Jordan’s poor have little hope of change

Protests over a proposed tax hike might have shone the spotlight on economic hardships in Jordan, but the poorest in the kingdom’s capital remain voiceless as they struggle to survive.
Gaunt men sit on the ground of a rubbish-strewn alley in Amman’s Nazzal neighbourhood, absent the traditional lights and cheerful decorations that usually come with Ramadhan.
One the capital’s poorest areas, the breaking of the daily fast in Nazzal is far from festive. On the top floor of a dilapidated building, Yusra Moheiddine stands timidly at the door of her apartment, her daughter clinging to the hem of her black niqab robe.
“I’m ashamed,” the mother mutters, of the impoverished conditions in which her family lives. Mass protests against rising costs and the proposed new tax law have rocked Jordan in recent days as the cash-strapped government pushes austerity measures to slash the country’s debt in the face of an economic crisis. The authorities shelved the tax proposals in the face of public ire — but for Moheiddine the victory for the demonstrators means little.
Her family of three survives on the five dollars (six euros) a day her sick husband makes collecting cans.
For them, their struggle has long been one of day-to-day survival.
Since getting married, 38-year-old of Palestinian origin has lived in seven different apartments — driven out each time by landlords tired of being shorted on the rent. Holding her daughter in her arms, Moheiddine insists that the young girl “wants to be a schoolteacher when she grows up”. But the hurdles she’ll have to overcome to do so may prove too much.
As the summer sun dips below the horizon in the city of seven hills, millions of people gather over sumptuous meals to break their daily fasts.
In Nazzal, this hard-up family break the fast with a yellowish porridge, garnished with a few pieces of cucumber.
Down the road, 37-year-old Rania lives with her husband and three children in a small house where “only sewage and insects dare go”. “In the winter, when it rains, we are drowned in sewage,” she says, not giving her surname.
They’ve dug a hole in the corner of the yard to serve as a septic tank. “I have to empty it every week, otherwise it’s a disaster,” said Rania.
In the house’s only bedroom, torn foam mattresses are arranged side-by-side and the walls are splotched with mould stains.
“Everyone tells me to leave, but where would I go?” she asks.
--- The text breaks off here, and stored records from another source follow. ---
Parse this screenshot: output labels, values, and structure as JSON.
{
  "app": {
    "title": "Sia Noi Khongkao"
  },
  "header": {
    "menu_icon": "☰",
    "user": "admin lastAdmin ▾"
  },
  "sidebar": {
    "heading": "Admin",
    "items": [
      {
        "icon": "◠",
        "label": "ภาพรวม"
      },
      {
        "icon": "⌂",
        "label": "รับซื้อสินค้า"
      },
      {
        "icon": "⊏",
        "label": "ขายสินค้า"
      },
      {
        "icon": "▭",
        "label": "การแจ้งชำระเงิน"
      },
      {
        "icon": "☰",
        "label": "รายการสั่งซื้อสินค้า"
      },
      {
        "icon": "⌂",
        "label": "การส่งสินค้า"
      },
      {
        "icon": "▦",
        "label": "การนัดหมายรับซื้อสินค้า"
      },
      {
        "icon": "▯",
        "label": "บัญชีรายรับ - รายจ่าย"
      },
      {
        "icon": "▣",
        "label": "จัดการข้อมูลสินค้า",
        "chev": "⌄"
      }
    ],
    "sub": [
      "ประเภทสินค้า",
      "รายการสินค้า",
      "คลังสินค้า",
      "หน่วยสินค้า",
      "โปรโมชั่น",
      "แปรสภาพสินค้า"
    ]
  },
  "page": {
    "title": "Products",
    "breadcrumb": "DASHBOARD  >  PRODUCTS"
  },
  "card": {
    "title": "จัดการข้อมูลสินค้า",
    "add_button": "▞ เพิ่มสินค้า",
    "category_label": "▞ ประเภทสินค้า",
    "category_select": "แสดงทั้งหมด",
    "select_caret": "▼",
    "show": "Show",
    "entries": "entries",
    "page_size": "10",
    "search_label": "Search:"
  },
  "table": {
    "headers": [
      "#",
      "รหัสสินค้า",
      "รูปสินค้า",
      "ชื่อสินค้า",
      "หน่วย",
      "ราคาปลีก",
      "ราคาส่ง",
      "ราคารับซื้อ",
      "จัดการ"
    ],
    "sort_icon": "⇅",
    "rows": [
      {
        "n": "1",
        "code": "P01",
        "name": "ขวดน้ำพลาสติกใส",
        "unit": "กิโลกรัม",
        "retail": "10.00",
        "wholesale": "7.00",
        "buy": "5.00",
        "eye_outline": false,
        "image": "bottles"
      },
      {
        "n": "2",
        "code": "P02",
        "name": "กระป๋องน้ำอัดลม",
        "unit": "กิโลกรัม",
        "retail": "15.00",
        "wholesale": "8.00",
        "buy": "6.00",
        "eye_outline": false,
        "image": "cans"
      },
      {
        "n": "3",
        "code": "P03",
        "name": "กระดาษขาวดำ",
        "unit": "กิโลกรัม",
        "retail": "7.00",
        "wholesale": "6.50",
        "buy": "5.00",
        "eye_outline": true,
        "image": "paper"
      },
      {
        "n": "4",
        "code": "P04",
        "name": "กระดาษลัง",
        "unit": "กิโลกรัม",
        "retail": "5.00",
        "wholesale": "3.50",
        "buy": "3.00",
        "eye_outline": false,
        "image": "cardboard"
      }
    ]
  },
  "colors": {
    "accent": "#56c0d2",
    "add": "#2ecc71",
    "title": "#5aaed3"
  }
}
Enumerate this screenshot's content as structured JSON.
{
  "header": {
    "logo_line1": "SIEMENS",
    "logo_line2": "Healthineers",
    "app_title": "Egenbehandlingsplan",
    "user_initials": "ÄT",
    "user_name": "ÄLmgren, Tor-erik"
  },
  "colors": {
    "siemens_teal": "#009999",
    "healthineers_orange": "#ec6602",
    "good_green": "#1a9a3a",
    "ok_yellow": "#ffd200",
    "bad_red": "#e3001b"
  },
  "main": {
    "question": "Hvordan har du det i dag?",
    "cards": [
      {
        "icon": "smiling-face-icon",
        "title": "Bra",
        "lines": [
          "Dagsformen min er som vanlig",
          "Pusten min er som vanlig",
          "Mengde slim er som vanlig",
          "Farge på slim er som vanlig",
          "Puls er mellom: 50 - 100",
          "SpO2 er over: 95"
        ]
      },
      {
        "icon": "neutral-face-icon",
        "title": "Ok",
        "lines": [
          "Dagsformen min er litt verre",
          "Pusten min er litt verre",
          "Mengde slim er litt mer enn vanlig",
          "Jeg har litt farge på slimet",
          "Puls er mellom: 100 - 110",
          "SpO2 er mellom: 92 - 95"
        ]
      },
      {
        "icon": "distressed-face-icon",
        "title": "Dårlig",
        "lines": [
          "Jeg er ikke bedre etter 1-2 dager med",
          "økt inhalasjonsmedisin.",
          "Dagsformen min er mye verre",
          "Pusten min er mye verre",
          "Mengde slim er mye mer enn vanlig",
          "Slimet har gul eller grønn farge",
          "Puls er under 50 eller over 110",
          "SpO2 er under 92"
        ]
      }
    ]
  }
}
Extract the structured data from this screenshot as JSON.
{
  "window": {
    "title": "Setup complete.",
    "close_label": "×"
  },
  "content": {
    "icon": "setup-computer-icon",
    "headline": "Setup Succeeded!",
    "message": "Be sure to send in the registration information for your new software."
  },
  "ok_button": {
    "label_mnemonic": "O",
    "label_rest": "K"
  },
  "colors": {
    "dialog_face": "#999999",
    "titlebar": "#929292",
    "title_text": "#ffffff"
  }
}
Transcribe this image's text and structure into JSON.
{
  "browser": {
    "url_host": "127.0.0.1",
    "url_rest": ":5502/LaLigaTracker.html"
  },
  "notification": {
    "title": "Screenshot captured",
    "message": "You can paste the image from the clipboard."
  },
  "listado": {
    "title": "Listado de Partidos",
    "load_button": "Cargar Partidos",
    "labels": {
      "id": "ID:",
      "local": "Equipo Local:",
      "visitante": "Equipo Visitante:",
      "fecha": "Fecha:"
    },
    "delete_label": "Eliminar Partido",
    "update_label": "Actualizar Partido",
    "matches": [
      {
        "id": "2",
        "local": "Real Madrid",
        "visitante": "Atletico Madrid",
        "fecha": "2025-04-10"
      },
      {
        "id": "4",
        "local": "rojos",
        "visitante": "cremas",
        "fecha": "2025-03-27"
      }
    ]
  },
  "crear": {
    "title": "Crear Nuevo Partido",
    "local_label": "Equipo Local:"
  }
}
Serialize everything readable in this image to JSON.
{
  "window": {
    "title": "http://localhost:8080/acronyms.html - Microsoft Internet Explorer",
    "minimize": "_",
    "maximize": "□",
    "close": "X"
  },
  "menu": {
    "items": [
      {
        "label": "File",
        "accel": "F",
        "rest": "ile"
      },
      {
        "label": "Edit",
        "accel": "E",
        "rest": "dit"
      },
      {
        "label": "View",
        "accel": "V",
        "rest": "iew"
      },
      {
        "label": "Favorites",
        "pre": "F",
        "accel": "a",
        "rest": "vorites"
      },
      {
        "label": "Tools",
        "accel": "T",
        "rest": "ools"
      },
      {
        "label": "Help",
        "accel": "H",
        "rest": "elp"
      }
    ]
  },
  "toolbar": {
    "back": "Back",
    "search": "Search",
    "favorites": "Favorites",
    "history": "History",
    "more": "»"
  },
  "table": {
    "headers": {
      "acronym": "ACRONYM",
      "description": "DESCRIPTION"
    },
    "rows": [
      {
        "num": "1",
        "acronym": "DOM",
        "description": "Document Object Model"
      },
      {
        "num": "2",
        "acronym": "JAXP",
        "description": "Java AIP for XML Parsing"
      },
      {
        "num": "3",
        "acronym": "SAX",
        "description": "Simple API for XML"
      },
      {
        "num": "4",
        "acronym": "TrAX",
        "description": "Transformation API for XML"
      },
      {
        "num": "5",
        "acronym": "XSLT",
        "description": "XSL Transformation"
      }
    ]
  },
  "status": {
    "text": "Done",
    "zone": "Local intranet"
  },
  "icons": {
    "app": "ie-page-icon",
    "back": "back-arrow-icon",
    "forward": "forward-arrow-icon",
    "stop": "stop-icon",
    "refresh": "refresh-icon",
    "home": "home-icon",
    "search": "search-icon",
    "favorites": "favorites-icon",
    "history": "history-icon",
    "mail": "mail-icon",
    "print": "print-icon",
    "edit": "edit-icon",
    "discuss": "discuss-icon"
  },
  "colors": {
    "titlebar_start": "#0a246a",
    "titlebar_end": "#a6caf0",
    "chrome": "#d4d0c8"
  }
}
Her husband makes a pittance selling corn on the cob and the family can’t afford to live elsewhere.
On the neighbourhood’s main streets, a bit more lively than the surrounding alleyways, shops reopen after dark — as is customary during Ramadhan.
Children line up to buy neon-yellow sugary drinks, girls stroll arm-in-arm, and groups of elderly men sit on plastic chairs earnestly discussing the world’s problems.
Jihad, a fruit and vegetable seller in his 50s, is fatalistic. “Our turnover has dropped by more than 50 per cent compared to last year, but I get it… who wants to buy a melon or a watermelon when he can’t even buy bread?” He doesn’t believe the recent demonstrations will make much of a difference. “Nothing will change. The only one who can save us is God,” he said.
On the adjacent sidewalk, Abboud Agraba, dressed in a long beige robe, bursts into laughter.
“Don’t believe a word they’re telling you. We’re happy here, we’re not in need of anything. Rising prices? Taxes? Never heard of them,” he said sarcastically, before his grin quickly faded. “I have a degree in engineering, but I’ve been unemployed for years,” he said. — AFP

Marisol Rifai